**TASK TO CARRY OUT**
Lines below that include "checkboxes" are the answer; copy each one.

**DATA RECORDS**
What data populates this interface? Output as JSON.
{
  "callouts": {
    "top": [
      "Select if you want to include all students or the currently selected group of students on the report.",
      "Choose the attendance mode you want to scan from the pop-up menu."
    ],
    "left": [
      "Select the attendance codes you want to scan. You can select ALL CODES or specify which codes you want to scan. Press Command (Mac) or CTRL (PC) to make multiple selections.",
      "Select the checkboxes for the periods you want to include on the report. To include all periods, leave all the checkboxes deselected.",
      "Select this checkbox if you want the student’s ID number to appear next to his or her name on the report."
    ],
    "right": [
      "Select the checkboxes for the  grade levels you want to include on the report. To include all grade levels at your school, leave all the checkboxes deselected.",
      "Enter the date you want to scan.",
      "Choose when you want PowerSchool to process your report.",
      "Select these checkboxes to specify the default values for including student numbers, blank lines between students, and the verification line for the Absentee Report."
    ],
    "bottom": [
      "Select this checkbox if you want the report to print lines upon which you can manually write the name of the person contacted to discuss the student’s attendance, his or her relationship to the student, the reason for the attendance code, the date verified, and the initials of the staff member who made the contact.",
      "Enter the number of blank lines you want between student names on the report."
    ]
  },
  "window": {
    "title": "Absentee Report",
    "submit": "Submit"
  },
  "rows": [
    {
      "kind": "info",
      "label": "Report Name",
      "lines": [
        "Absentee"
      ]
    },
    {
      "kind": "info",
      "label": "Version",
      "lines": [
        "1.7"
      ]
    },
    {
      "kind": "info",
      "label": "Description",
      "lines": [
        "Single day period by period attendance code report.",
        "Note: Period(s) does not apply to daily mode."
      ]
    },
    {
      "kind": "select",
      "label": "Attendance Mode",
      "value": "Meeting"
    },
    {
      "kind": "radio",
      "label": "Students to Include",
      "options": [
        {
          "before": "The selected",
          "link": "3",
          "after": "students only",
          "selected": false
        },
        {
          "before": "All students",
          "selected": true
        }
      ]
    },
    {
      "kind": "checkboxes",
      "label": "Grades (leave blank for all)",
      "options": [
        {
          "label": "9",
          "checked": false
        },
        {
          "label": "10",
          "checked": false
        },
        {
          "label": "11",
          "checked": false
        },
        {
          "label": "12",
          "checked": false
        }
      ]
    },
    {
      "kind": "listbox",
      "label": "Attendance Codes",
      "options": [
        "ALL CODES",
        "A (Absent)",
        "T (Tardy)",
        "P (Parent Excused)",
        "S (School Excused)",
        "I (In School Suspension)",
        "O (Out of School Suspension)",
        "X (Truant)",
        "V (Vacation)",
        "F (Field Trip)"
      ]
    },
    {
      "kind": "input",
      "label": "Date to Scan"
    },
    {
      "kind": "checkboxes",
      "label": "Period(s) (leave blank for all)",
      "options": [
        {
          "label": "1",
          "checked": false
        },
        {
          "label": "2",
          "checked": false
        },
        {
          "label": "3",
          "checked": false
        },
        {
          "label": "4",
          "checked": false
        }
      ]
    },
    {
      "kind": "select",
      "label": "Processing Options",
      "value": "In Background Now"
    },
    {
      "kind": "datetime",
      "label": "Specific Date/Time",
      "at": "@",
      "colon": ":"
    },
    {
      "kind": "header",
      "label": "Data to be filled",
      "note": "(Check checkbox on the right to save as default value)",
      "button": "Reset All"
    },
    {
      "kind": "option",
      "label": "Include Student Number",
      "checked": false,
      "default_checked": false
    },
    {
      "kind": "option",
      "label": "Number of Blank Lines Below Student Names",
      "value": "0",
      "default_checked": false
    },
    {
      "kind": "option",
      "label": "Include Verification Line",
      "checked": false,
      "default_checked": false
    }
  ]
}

**SOLUTION**
      "Select the checkboxes for the periods you want to include on the report. To include all periods, leave all the checkboxes deselected.",
      "Select the checkboxes for the  grade levels you want to include on the report. To include all grade levels at your school, leave all the checkboxes deselected.",
      "Select these checkboxes to specify the default values for including student numbers, blank lines between students, and the verification line for the Absentee Report."
      "kind": "checkboxes",
      "kind": "checkboxes",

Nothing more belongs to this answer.